**EXERCISE DIRECTIONS**:
What lines of the data below hold the string "Forms"? Copy each one out.

**DATA TO EXAMINE**:
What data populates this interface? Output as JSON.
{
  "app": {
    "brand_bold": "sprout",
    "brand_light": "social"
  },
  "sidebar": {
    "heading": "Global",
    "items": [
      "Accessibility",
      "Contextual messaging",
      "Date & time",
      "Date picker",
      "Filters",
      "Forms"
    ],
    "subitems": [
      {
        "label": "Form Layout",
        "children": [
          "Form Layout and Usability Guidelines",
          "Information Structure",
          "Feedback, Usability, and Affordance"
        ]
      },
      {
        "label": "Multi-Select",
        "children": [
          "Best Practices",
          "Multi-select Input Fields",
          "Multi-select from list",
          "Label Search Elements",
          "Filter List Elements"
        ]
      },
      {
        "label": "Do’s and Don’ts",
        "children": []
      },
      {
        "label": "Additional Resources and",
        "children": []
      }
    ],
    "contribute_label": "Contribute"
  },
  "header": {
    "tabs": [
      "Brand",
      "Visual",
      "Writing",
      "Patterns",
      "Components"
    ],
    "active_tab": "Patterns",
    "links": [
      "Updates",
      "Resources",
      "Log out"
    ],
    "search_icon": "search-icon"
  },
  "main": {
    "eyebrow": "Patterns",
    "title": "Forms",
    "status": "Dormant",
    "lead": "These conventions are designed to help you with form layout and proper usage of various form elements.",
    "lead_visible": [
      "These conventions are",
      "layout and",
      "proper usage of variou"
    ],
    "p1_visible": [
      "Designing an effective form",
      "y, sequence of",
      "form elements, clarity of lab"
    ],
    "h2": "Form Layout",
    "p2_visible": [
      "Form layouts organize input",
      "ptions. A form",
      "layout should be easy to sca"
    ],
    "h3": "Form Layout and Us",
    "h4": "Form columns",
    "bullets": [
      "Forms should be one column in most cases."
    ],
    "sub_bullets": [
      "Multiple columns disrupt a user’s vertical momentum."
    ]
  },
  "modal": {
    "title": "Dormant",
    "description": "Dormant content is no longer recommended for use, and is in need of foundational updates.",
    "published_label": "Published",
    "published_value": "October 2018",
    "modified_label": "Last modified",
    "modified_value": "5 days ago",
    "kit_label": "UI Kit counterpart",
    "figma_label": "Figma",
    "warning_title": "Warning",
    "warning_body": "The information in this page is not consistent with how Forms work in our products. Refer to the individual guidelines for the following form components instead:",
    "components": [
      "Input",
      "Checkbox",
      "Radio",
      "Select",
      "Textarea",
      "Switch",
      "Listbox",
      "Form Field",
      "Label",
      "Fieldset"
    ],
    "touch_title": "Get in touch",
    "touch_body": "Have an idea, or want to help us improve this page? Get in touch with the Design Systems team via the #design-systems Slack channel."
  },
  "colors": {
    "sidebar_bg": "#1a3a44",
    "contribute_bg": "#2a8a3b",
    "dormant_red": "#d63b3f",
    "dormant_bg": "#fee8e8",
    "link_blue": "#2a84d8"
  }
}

**THE COMPLETED TASK**:
      "Forms"
    "title": "Forms",
      "Forms should be one column in most cases."
    "warning_body": "The information in this page is not consistent with how Forms work in our products. Refer to the individual guidelines for the following form components instead:",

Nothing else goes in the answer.